Advances in materials now offer the promise of bending light rays around objects. “These structures can guide electromagnetic waves around an object, only to have them emerge on the other side as if they had passed through an empty volume of space.” In other words, they can create a kind of invisibility. At the heart of this technology is the ability to create structures which can manipulate light information.


The latest advance was made possible by the development of a new series of complex mathematical commands, known as algorithms, to guide the design and fabrication of exotic composite materials known as metamaterials. … Once the algorithm was developed, the latest cloaking device was completed from conception to fabrication in nine days, compared to the four months required to create the original, and more rudimentary, device. This powerful new algorithm will make it possible to custom-design unique metamaterials with specific cloaking characteristics, the researchers said. … Cloaking devices bend electromagnetic waves, such as light, in such a way that it appears as if the cloaked object is not there.

With appropriately fine-tuned metamaterials, electromagnetic radiation at frequencies ranging from visible light to radio could be redirected at will for virtually any application, Smith said. This approach could also lead to the development of metamaterials that focus light to provide more powerful lenses.

The newest cloak, which measures 20 inches by 4 inches and less than an inch high, is actually made up of more than 10,000 individual pieces arranged in parallel rows. Of those pieces, more than 6,000 are unique. Each piece is made of the same fiberglass material used in circuit boards and etched with copper.
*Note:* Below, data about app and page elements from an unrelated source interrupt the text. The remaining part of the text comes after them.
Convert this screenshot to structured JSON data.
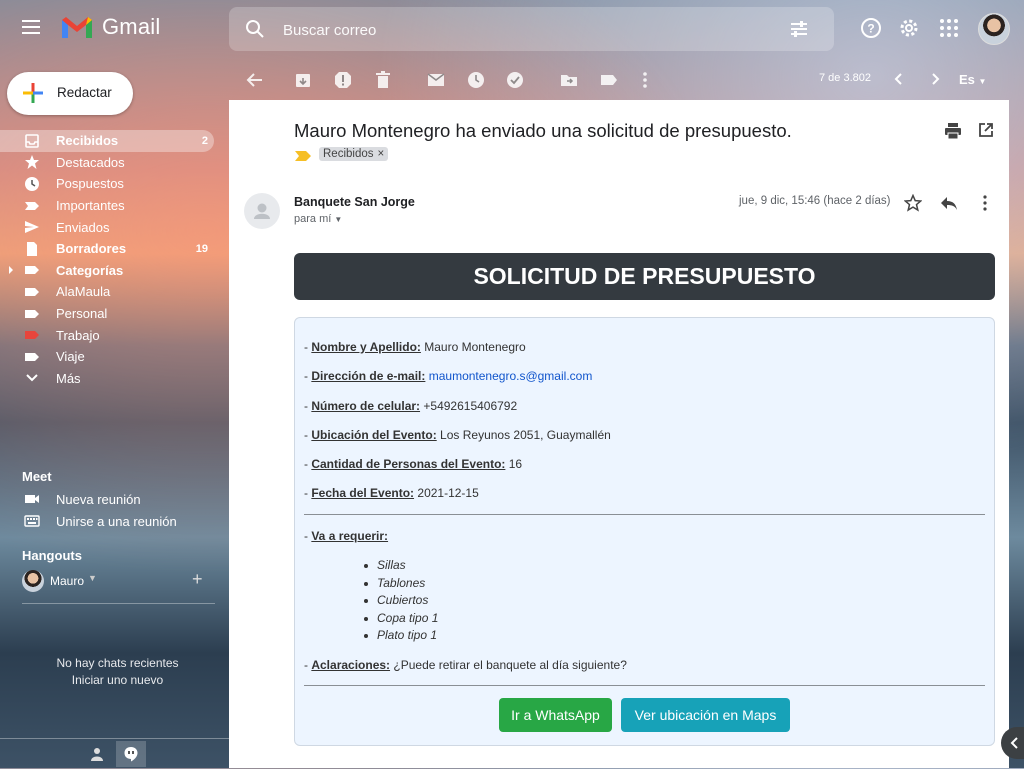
{
  "header": {
    "app_name": "Gmail",
    "search_placeholder": "Buscar correo"
  },
  "compose": {
    "label": "Redactar"
  },
  "nav": {
    "items": [
      {
        "label": "Recibidos",
        "count": "2",
        "icon": "inbox-icon"
      },
      {
        "label": "Destacados",
        "count": "",
        "icon": "star-icon"
      },
      {
        "label": "Pospuestos",
        "count": "",
        "icon": "clock-icon"
      },
      {
        "label": "Importantes",
        "count": "",
        "icon": "important-icon"
      },
      {
        "label": "Enviados",
        "count": "",
        "icon": "send-icon"
      },
      {
        "label": "Borradores",
        "count": "19",
        "icon": "draft-icon"
      },
      {
        "label": "Categorías",
        "count": "",
        "icon": "label-icon"
      },
      {
        "label": "AlaMaula",
        "count": "",
        "icon": "label-icon"
      },
      {
        "label": "Personal",
        "count": "",
        "icon": "label-icon"
      },
      {
        "label": "Trabajo",
        "count": "",
        "icon": "label-icon",
        "color": "#e8453c"
      },
      {
        "label": "Viaje",
        "count": "",
        "icon": "label-icon"
      },
      {
        "label": "Más",
        "count": "",
        "icon": "chevron-down-icon"
      }
    ]
  },
  "meet": {
    "title": "Meet",
    "new_meeting": "Nueva reunión",
    "join_meeting": "Unirse a una reunión"
  },
  "hangouts": {
    "title": "Hangouts",
    "user": "Mauro",
    "no_chats": "No hay chats recientes",
    "start_new": "Iniciar uno nuevo"
  },
  "toolbar": {
    "pager": "7 de 3.802",
    "lang": "Es"
  },
  "email": {
    "subject": "Mauro Montenegro ha enviado una solicitud de presupuesto.",
    "label_chip": "Recibidos",
    "sender": "Banquete San Jorge",
    "to": "para mí",
    "date": "jue, 9 dic, 15:46 (hace 2 días)",
    "banner": "SOLICITUD DE PRESUPUESTO",
    "fields": [
      {
        "label": "Nombre y Apellido:",
        "value": "Mauro Montenegro"
      },
      {
        "label": "Dirección de e-mail:",
        "value": "maumontenegro.s@gmail.com",
        "link": true
      },
      {
        "label": "Número de celular:",
        "value": "+5492615406792"
      },
      {
        "label": "Ubicación del Evento:",
        "value": "Los Reyunos 2051, Guaymallén"
      },
      {
        "label": "Cantidad de Personas del Evento:",
        "value": "16"
      },
      {
        "label": "Fecha del Evento:",
        "value": "2021-12-15"
      }
    ],
    "requires_label": "Va a requerir:",
    "items": [
      "Sillas",
      "Tablones",
      "Cubiertos",
      "Copa tipo 1",
      "Plato tipo 1"
    ],
    "notes_label": "Aclaraciones:",
    "notes_value": "¿Puede retirar el banquete al día siguiente?",
    "btn_whatsapp": "Ir a WhatsApp",
    "btn_maps": "Ver ubicación en Maps",
    "colors": {
      "banner": "#343a40",
      "whatsapp": "#28a745",
      "maps": "#17a2b8",
      "card": "#edf5ff"
    }
  }
}
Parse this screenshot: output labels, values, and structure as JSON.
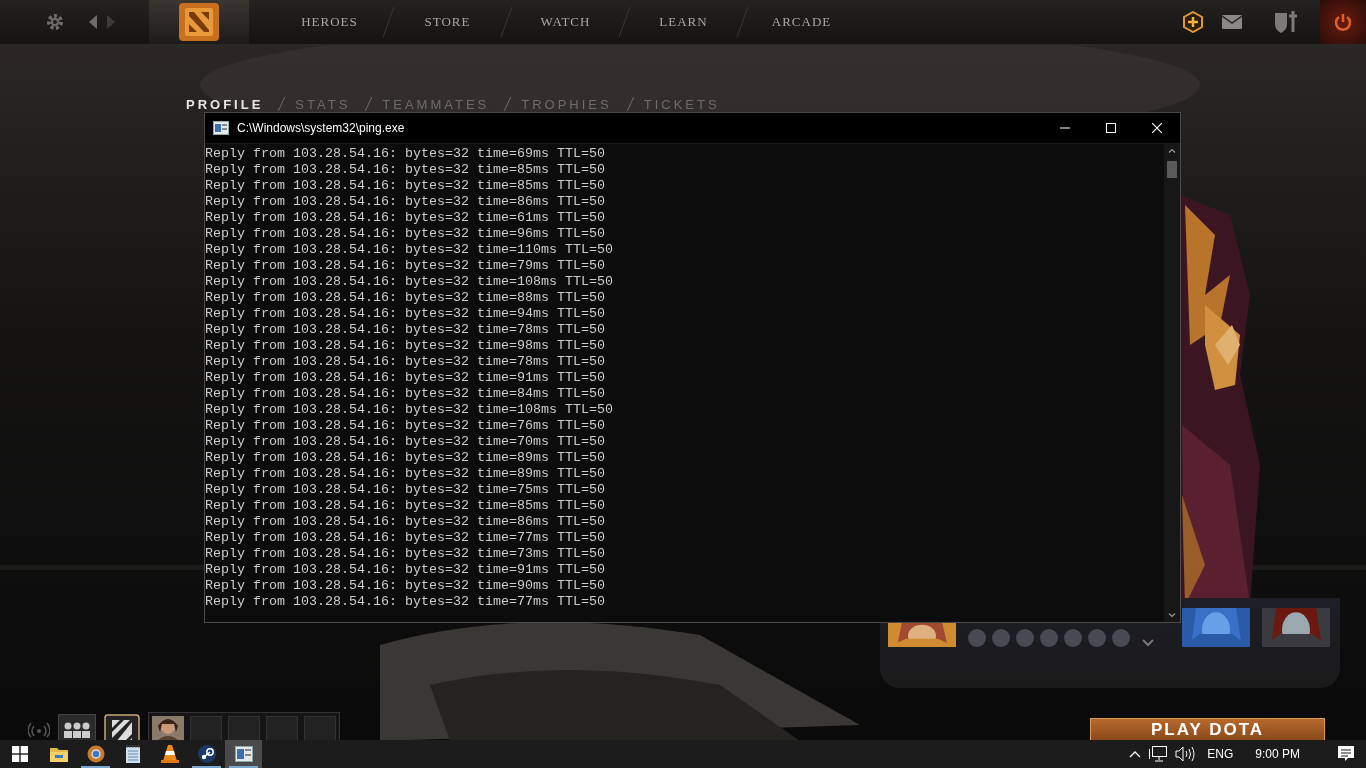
{
  "top_nav": {
    "tabs": [
      {
        "label": "HEROES",
        "selected": false
      },
      {
        "label": "STORE",
        "selected": false
      },
      {
        "label": "WATCH",
        "selected": false
      },
      {
        "label": "LEARN",
        "selected": false
      },
      {
        "label": "ARCADE",
        "selected": false
      }
    ]
  },
  "profile_tabs": [
    {
      "label": "PROFILE",
      "selected": true
    },
    {
      "label": "STATS",
      "selected": false
    },
    {
      "label": "TEAMMATES",
      "selected": false
    },
    {
      "label": "TROPHIES",
      "selected": false
    },
    {
      "label": "TICKETS",
      "selected": false
    }
  ],
  "console": {
    "title": "C:\\Windows\\system32\\ping.exe",
    "lines": [
      "Reply from 103.28.54.16: bytes=32 time=69ms TTL=50",
      "Reply from 103.28.54.16: bytes=32 time=85ms TTL=50",
      "Reply from 103.28.54.16: bytes=32 time=85ms TTL=50",
      "Reply from 103.28.54.16: bytes=32 time=86ms TTL=50",
      "Reply from 103.28.54.16: bytes=32 time=61ms TTL=50",
      "Reply from 103.28.54.16: bytes=32 time=96ms TTL=50",
      "Reply from 103.28.54.16: bytes=32 time=110ms TTL=50",
      "Reply from 103.28.54.16: bytes=32 time=79ms TTL=50",
      "Reply from 103.28.54.16: bytes=32 time=108ms TTL=50",
      "Reply from 103.28.54.16: bytes=32 time=88ms TTL=50",
      "Reply from 103.28.54.16: bytes=32 time=94ms TTL=50",
      "Reply from 103.28.54.16: bytes=32 time=78ms TTL=50",
      "Reply from 103.28.54.16: bytes=32 time=98ms TTL=50",
      "Reply from 103.28.54.16: bytes=32 time=78ms TTL=50",
      "Reply from 103.28.54.16: bytes=32 time=91ms TTL=50",
      "Reply from 103.28.54.16: bytes=32 time=84ms TTL=50",
      "Reply from 103.28.54.16: bytes=32 time=108ms TTL=50",
      "Reply from 103.28.54.16: bytes=32 time=76ms TTL=50",
      "Reply from 103.28.54.16: bytes=32 time=70ms TTL=50",
      "Reply from 103.28.54.16: bytes=32 time=89ms TTL=50",
      "Reply from 103.28.54.16: bytes=32 time=89ms TTL=50",
      "Reply from 103.28.54.16: bytes=32 time=75ms TTL=50",
      "Reply from 103.28.54.16: bytes=32 time=85ms TTL=50",
      "Reply from 103.28.54.16: bytes=32 time=86ms TTL=50",
      "Reply from 103.28.54.16: bytes=32 time=77ms TTL=50",
      "Reply from 103.28.54.16: bytes=32 time=73ms TTL=50",
      "Reply from 103.28.54.16: bytes=32 time=91ms TTL=50",
      "Reply from 103.28.54.16: bytes=32 time=90ms TTL=50",
      "Reply from 103.28.54.16: bytes=32 time=77ms TTL=50"
    ]
  },
  "play_button": {
    "label": "PLAY DOTA"
  },
  "taskbar": {
    "apps": [
      {
        "kind": "folder",
        "running": false,
        "active": false
      },
      {
        "kind": "browser",
        "running": true,
        "active": false
      },
      {
        "kind": "notepad",
        "running": false,
        "active": false
      },
      {
        "kind": "cone",
        "running": false,
        "active": false
      },
      {
        "kind": "steam",
        "running": true,
        "active": false
      },
      {
        "kind": "console",
        "running": true,
        "active": true
      }
    ],
    "tray": {
      "language": "ENG",
      "time": "9:00 PM"
    }
  }
}
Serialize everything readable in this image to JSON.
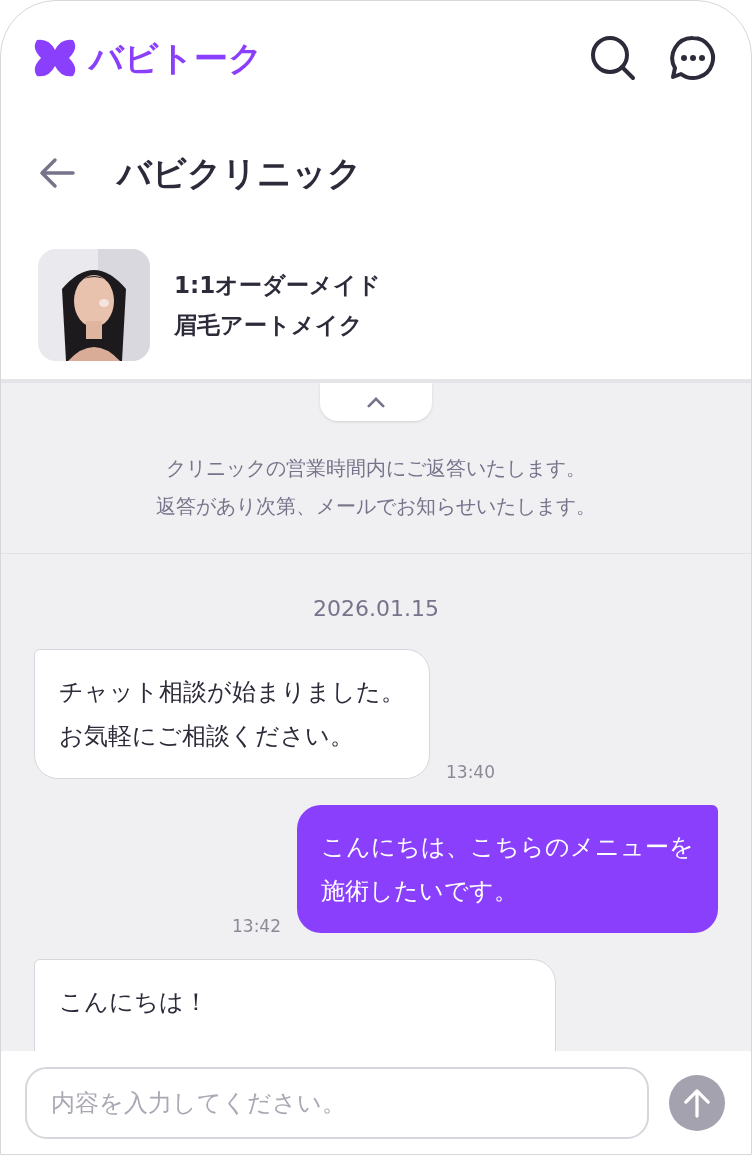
{
  "app": {
    "logo_text": "バビトーク"
  },
  "chat_header": {
    "title": "バビクリニック"
  },
  "product": {
    "image": {
      "kind": "picture"
    },
    "title_lines": [
      "1:1オーダーメイド",
      "眉毛アートメイク"
    ]
  },
  "notice": {
    "lines": [
      "クリニックの営業時間内にご返答いたします。",
      "返答があり次第、メールでお知らせいたします。"
    ]
  },
  "date": "2026.01.15",
  "messages": [
    {
      "kind": "received",
      "lines": [
        "チャット相談が始まりました。",
        "お気軽にご相談ください。"
      ],
      "time": "13:40"
    },
    {
      "kind": "sent",
      "lines": [
        "こんにちは、こちらのメニューを",
        "施術したいです。"
      ],
      "time": "13:42"
    },
    {
      "kind": "received",
      "lines": [
        "こんにちは！"
      ]
    }
  ],
  "composer": {
    "placeholder": "内容を入力してください。",
    "send_disabled": true
  }
}
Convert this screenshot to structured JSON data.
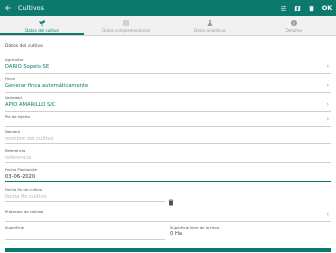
{
  "appbar": {
    "title": "Cultivos",
    "ok_label": "OK"
  },
  "tabs": [
    {
      "label": "Datos del cultivo"
    },
    {
      "label": "Datos complementarios"
    },
    {
      "label": "Datos analíticos"
    },
    {
      "label": "Detalles"
    }
  ],
  "form": {
    "section_title": "Datos del cultivo",
    "agricultor": {
      "label": "Agricultor",
      "value": "DARIO Sopelo SE"
    },
    "finca": {
      "label": "Finca",
      "value": "Generar finca automáticamente"
    },
    "variedad": {
      "label": "Variedad",
      "value": "APIO AMARILLO S/C"
    },
    "pie_injerto": {
      "label": "Pie de injerto",
      "value": ""
    },
    "nombre": {
      "label": "Nombre",
      "placeholder": "nombre del cultivo"
    },
    "referencia": {
      "label": "Referencia",
      "placeholder": "referencia"
    },
    "fecha_plantacion": {
      "label": "Fecha Plantación",
      "value": "03-06-2020"
    },
    "fecha_fin": {
      "label": "Fecha fin de cultivo",
      "placeholder": "fecha fin cultivo"
    },
    "protocolo": {
      "label": "Protocolo de calidad",
      "value": ""
    },
    "superficie": {
      "label": "Superficie",
      "value": ""
    },
    "superficie_finca": {
      "label": "Superficie libre de la finca",
      "value": "0 Ha"
    }
  }
}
The University of Rochester describes the mathematical foundation for cloaking.

Professor Allan Greenleaf first started working on the mathematics of invisibility in 2001. In 2003, with Professors Lassas and Uhlmann, he published two papers about the mathematics that could make objects with special properties invisible (“On Nonuniqueness for Calderon’s Inverse Problem,” Mathematical Research Letters 10, 685-693, 2003, and “Anisotropic Conductivities that cannot be Detected by EIT,” Physiological Measurement 24, 413-419, 2003).

These papers were concerned with the mathematics of electrical impedance tomography (EIT), a medical imaging technique that uses measurements of electric voltages and currents to obtain images of the interior of the body. It was previously known that, under certain assumptions, the measurements uniquely determine the electric conductivity function, which varies from point to point and whose behavior might indicate the presence of tumors. In the two papers of 2003, Greenleaf, Lassas, and Uhlmann showed that, if the conductivity function is allowed to be a tensor, which means that it can depend on direction as well as location, then there are recipes for mathematically constructing different conductivities that are indistinguishable from each other by EIT measurements. At the time, this seemed like something of a curiosity, since it was highly unlikely that the exact mathematical structures needed to produce this “invisibility” would occur in nature, for example, on the exterior of a tumor.

This same mathematics surfaced again in 2006 when Sir John Pendry of Imperial College, Dr. David Schurig and Professor David Smith of Duke University, and Professor Ulf Leonhardt of St. Andrew’s University, wrote papers theoretically proposing the construction of cloaking devices, rendering the objects inside them invisible from observation using electromagnetic (EM) waves. In October 2006, physicists and engineers led by the Duke University team built a device from man-made metamaterials that essentially cloaks a passive copper disk or rod. Based on a mathematical calculation very similar to one proposed in 2003, the metamaterials have special properties in the way that microwaves propagate through, or in this case, around them. The cloaking device bends microwaves around an object and does not cast a shadow. The copper disk or rod inside the cloaking device is invisible. It is as if absolutely nothing is there.


Nature’s full of surprises, isn’t it? But the burgeoning ability to manipulate information flows will not be confined to the visual spectrum. The public is already bombarded by digitally manipulated “fauxtographs” and managed news; it has already been told that the science behind Global Warming cannot be challenged. For a long time the public was told certain financial institutions were “too big to fail”. Pilate asked Jesus, “what is truth?” The modern answer is, “it depends.”


Trending on PJ Media Videos

Join the conversation as a VIP Member